Theo Epstein Has A Response Off The Top Rope For Anyone Worried About What's Left In Cubs' Farm System
(CBS) Cubs president of baseball operations Theo Epstein knows better than anyone that his franchise has parted with a great deal of talent in its farm system in the past 12 months, dating back to the acquisition of Aroldis Chapman a year ago and last week's trade for Jose Quintana.
Epstein also knows this: There was never a doubt such an approach was what the Cubs needed to take to position themselves for the lone goal of winning a World Series and then trying to do that again.
So please, don't for a second bring up your worry about the state of the Cubs' farm system after the exit of top-five prospect Gleyber Torres last year and top-15 prospect Eloy Jimenez recently. Epstein truly has no time for that, other than his minute-long response in an interview with Brian Hanley and Barry Rozner on 670 The Score on Thursday morning.

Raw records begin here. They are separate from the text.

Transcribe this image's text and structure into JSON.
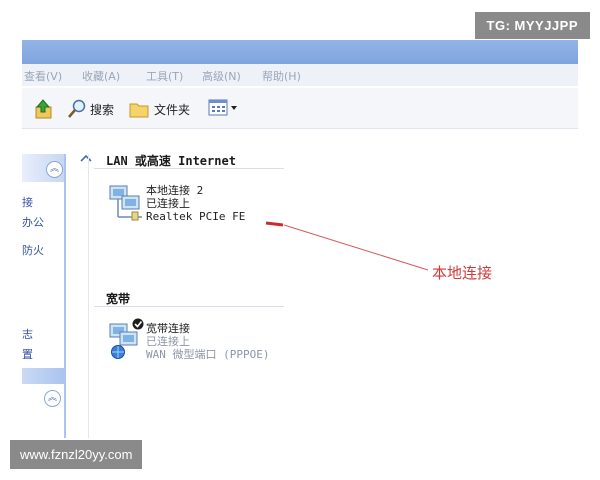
{
  "watermarks": {
    "top_right": "TG: MYYJJPP",
    "bottom_left": "www.fznzl20yy.com"
  },
  "menubar": {
    "items": [
      "查看(V)",
      "收藏(A)",
      "工具(T)",
      "高级(N)",
      "帮助(H)"
    ]
  },
  "toolbar": {
    "search_label": "搜索",
    "folders_label": "文件夹"
  },
  "left_pane": {
    "lines": [
      "接",
      "办公",
      "防火",
      "志",
      "置"
    ]
  },
  "sections": [
    {
      "title": "LAN 或高速 Internet",
      "connection": {
        "name": "本地连接 2",
        "status": "已连接上",
        "device": "Realtek PCIe FE"
      }
    },
    {
      "title": "宽带",
      "connection": {
        "name": "宽带连接",
        "status": "已连接上",
        "device": "WAN 微型端口 (PPPOE)"
      }
    }
  ],
  "annotation": {
    "text": "本地连接",
    "color": "#d23a3a"
  },
  "colors": {
    "titlebar": "#7fa4dd",
    "left_pane": "#a9c3ee",
    "link_text": "#3552a0"
  },
  "icons": {
    "up": "up-folder-icon",
    "search": "magnifier-icon",
    "folders": "folder-icon",
    "views": "views-icon",
    "network": "network-connection-icon",
    "broadband": "broadband-connection-icon"
  }
}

"First of all, I think we have a ton of talent in our farm system," Epstein said. "They're just a little bit earlier on in their development path than some of the players we've gotten used to. I kind of laugh when people start to criticize the state of the farm system because the entire goal of a farm system is not to win Midwest League championships or Southern League championships or PCL championships. The goal of the farm system is to get your players to the big league level so that they can win a world championship and 1a) take some of your prospects and trade them for big league players so you can win championships. That's exactly what's happened in this organization. The Cubs, we built one of best farm systems -- I think for a while there, it was the best farm system in baseball. And that was great. It got a lot of attention. But we didn't want the credit for the farm system. What we wanted was to see if we could do the tricky part, which was turn a lauded farm system into a World Series champion. And thanks to the efforts of our players and our staff, that's what happened.
Epstein was just getting started.
"The guys from our farm system, one (Willson Contreras) just hit a three-run home run in the big leagues last night," Epstein said. "Another (Albert Almora Jr.) hit a solo home run. Going around the diamond, it's catcher, first base, second base, shortstop, third base, left field and center field when it's (Ian) Happ or Almora. So virtually our entire team is a product of our farm system, and that's what you want.
"If you reach a point where your entire farm system is in the big leagues, you've traded a couple guys for players who are now in the big leagues, you know what you do? You start over in your farm system and you keep developing the talented players you have. They become top prospects and you draft well and you sign well and they become top prospects. It's not a static thing. It's not frozen in time, where heaven forbid you trade a couple of prospects because you're never going to have any again. No, you replenish and you move on. We're hopefully in a long cycle of winning. We want this, you could say it started in 2015, we'd like it to last at least seven years. If we have an unbelievable run -- which we haven't accomplished yet and there's so much work to do -- but if we have a run of contention from 2015 through 2021, I guarantee you at that point we will have fully replenished the farm system, and the cycle starts over again."
And he had a closing line with a kicker.
"When people talk about our farm system, that's great," Epstein said. "I love our player development staff, I love our scouting operation, I know our commitment to young players, but the best part of our farm system right now is at the lower levels, where the talent is emerging, and at the big leagues, where they're all wearing rings."
Listen to Epstein's full interview below.
Theo Epstein with Hanley & Rozner
for more features.